● INSTRUCTIONS TO FOLLOW
Your task is to copy every line below that contains the word "label".

● MATERIAL FOR THIS TASK
· · · · · · ·

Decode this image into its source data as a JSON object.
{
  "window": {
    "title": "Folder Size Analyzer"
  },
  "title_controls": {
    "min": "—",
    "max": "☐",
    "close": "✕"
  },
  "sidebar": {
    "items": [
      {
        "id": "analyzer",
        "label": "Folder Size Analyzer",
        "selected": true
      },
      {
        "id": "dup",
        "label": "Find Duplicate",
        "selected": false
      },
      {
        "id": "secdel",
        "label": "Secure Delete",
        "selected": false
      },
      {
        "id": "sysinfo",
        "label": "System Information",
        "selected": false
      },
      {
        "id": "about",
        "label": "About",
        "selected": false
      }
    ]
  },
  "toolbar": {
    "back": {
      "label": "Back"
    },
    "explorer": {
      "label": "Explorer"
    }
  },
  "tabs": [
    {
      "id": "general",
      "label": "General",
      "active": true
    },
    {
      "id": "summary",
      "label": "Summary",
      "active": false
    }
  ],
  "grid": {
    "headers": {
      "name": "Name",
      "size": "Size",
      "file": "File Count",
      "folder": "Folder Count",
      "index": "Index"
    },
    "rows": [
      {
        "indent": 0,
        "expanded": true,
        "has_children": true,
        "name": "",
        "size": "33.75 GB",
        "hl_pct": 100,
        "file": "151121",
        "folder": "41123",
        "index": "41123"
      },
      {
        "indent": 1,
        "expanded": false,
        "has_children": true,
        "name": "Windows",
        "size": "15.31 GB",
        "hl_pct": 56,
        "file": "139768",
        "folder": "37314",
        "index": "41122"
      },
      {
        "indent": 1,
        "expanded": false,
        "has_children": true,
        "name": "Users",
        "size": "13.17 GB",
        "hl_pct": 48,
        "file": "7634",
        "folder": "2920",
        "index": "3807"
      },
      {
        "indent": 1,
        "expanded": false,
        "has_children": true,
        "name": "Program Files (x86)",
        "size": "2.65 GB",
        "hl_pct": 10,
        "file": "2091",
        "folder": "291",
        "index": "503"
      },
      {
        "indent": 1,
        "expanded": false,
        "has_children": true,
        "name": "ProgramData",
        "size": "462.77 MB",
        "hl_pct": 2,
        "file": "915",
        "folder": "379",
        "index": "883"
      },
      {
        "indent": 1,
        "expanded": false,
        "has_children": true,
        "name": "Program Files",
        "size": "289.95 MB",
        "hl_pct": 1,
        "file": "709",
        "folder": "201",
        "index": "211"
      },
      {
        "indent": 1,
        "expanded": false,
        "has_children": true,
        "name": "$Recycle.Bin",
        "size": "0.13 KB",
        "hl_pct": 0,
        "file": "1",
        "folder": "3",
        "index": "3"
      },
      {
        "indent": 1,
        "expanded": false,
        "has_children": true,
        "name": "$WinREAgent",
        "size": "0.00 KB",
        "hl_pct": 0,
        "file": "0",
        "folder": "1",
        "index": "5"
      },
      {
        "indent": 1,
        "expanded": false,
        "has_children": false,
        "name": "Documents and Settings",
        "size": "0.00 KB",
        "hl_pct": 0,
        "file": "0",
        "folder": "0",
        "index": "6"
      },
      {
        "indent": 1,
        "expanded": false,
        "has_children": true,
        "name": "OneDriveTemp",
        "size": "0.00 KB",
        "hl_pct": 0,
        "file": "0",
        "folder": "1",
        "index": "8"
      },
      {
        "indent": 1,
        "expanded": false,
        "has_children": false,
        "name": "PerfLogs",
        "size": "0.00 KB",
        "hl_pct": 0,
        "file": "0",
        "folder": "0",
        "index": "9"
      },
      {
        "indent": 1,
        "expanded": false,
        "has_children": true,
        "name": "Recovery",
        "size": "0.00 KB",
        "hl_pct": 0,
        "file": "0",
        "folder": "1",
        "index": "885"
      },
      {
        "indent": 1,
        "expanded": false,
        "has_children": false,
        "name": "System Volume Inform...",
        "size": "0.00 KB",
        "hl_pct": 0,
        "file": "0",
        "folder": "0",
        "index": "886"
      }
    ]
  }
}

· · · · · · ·

● EXERCISE RESULT
        "label": "Folder Size Analyzer",
        "label": "Find Duplicate",
        "label": "Secure Delete",
        "label": "System Information",
        "label": "About",
      "label": "Back"
      "label": "Explorer"
      "label": "General",
      "label": "Summary",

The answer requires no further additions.